As plans for multifamily housing throughout the city proliferate, some people decry renters while others take offense.
“Renters are not equivalent to homeowners in a community,” said Amy Reed, owner of The Melting Pot, during the final hearing on the Nevada Place project in the heart of downtown. She cited concerns about crime and residents’ financial and civic investment.
“I don’t think that’s based in fact,” replied Charles Jordy. “I think it’s kind of a scare tactic. … It’s a path that’s chosen by many people at many points in their life.”
During the hearing, Littleton Councilor Jim Taylor mentioned a 2007 Colorado law that’s deterring developers from building for-sale condos. Taylor is the chair of the Denver Regional Council of Governments’ Metro Vision Implementation Task Force. While DRCOG has not taken a formal stance on the law, known as the Homeowner Protection Act, it is in the process of studying its effects.
“We met with the Colorado Home Builder Association, which regaled us with war stories of lawsuits that builders of for-sale units have lost,” said Taylor. “A short synopsis is that an unnamed law firm would purchase a unit, find something wrong and contact the HOA — required by law to be established — about a lawsuit. The HOA would join in a lawsuit against the builder for correction of the defect. To stop expensive litigation, the builder would settle.”

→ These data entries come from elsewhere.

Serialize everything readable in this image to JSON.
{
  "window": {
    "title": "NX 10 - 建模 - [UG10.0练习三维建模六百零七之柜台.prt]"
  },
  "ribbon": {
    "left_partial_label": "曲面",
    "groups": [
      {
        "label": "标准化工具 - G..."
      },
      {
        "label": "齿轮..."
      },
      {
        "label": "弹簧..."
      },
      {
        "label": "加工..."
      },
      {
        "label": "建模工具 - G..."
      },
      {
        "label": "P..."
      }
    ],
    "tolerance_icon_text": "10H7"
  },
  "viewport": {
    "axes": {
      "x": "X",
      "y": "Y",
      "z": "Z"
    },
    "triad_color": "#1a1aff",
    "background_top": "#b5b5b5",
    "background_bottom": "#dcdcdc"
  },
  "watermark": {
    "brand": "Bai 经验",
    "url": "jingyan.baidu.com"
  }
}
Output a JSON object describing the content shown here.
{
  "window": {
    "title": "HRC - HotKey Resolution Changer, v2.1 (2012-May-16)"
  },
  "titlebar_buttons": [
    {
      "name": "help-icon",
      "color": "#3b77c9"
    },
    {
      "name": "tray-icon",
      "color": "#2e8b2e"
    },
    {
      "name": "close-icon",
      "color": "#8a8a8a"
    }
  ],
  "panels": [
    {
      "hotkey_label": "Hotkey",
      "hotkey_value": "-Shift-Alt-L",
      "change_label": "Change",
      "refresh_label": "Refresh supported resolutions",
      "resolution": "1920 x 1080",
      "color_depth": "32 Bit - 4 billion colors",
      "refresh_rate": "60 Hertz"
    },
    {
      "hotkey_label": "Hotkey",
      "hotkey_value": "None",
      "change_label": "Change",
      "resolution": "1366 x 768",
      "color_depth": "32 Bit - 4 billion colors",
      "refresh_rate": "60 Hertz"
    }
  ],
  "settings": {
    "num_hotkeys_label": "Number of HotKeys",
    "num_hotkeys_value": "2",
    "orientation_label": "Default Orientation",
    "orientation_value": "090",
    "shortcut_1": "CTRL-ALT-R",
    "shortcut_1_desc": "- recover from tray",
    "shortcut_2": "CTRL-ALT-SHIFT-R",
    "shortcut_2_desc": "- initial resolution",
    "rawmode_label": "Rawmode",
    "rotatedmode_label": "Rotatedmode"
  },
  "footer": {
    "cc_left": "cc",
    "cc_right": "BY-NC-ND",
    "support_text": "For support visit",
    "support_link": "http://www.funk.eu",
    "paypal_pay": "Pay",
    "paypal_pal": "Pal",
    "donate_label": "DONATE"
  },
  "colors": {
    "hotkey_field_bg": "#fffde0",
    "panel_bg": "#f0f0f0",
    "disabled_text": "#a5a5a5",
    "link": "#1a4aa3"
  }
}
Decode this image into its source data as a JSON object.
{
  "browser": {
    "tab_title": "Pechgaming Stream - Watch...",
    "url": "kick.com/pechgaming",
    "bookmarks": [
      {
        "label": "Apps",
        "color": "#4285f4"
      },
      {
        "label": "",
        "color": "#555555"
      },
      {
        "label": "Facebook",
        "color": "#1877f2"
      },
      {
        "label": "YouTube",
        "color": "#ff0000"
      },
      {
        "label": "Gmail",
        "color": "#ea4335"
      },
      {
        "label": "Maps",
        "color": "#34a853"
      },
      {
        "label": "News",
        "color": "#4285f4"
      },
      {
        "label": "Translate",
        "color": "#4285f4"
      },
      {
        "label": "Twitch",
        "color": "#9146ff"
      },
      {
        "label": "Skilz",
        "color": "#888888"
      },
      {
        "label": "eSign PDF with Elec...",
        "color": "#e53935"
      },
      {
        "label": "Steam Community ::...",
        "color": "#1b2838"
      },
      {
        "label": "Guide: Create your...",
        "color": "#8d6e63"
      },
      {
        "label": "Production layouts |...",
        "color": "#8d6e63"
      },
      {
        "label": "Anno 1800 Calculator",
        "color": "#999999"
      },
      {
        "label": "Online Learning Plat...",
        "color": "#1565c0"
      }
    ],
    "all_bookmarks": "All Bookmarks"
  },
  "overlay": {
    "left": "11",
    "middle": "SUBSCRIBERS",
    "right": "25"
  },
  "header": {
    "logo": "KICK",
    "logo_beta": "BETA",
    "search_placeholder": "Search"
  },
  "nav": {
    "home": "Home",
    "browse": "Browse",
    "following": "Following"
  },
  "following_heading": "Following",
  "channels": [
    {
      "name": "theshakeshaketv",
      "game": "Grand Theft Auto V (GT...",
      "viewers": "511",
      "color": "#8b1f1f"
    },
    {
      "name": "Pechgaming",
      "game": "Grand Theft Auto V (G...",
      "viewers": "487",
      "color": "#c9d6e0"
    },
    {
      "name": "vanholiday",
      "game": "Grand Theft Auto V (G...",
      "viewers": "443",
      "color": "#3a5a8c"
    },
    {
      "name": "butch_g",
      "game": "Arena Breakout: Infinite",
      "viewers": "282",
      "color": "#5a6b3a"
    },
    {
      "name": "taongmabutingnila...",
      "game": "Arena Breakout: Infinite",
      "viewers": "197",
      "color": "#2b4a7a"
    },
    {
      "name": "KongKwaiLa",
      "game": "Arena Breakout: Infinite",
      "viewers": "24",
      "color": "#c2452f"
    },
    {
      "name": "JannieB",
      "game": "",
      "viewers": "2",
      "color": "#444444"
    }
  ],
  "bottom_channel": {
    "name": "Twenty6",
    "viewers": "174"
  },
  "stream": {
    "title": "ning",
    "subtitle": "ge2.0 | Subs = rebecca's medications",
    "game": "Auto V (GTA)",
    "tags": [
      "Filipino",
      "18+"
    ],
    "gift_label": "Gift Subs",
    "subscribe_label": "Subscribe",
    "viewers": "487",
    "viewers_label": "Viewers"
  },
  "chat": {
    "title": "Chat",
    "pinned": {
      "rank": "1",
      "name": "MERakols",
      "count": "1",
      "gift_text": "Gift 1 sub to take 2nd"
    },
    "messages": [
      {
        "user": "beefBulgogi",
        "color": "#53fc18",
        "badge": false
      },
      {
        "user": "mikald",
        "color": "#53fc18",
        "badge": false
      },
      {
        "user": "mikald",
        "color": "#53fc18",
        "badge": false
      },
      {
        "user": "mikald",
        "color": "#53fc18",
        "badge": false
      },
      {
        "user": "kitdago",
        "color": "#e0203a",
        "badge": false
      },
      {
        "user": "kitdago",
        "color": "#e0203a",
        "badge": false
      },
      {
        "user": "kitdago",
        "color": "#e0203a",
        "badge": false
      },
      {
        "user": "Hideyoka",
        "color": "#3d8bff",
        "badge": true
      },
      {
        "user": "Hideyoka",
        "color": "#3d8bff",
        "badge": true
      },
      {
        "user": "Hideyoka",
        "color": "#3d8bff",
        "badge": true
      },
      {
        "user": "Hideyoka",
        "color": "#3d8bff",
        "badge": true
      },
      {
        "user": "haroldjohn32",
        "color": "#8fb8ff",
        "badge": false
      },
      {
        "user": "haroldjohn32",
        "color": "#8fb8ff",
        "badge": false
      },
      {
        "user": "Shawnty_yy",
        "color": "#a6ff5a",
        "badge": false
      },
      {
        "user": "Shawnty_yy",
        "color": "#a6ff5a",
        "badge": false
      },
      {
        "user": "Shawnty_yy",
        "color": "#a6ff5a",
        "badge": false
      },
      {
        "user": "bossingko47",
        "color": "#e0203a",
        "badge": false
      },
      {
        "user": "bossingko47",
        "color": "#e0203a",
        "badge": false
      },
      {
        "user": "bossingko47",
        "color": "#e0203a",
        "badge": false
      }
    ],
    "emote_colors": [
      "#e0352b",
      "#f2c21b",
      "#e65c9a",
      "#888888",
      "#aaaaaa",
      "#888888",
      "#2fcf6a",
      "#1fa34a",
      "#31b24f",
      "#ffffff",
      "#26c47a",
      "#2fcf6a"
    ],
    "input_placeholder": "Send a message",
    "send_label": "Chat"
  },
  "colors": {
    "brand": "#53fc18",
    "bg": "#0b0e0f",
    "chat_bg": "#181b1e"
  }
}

Taylor said other factors affecting building patterns include customer preference, foreclosures, the recession and overabundance of inventory.
The bill forced builders to stop the common practice of making buyers sign contracts that waived their rights to sue for claims of negligence. Realtors loved it.
“Realtors believe (the 2007 law) made homeowners who were victims of construction defects whole,” announced the Realtors Association in a flyer. “Homeowners that are legitimately victimized today still have a cause for action to recover damages.”
Builders and chambers of commerce, however, are supporting bills to decrease risk.
“Since 2007 … the percentage of owner-occupied, multi-family units built in the Denver metro area has declined from 25 percent of all units built to 2 percent,” reads a CHBA flyer. “With the increased risk of litigation, developers have clearly avoided construction of new multi-family development.”
City staff opened the door to more multifamily projects last year by applying for urban-center status from DRCOG. Those are defined as “active, pedestrian-, bicycle-, and transit-friendly places that are more dense and mixed in use than surrounding areas.”
Urban centers are often near light-rail stations, as a major focus is on reducing driving and the resultant pollution. The Englewood and Lucent stations, for example, are so designated. Ideally, according to DRCOG, many people who live in the area would also work there, thus the higher density.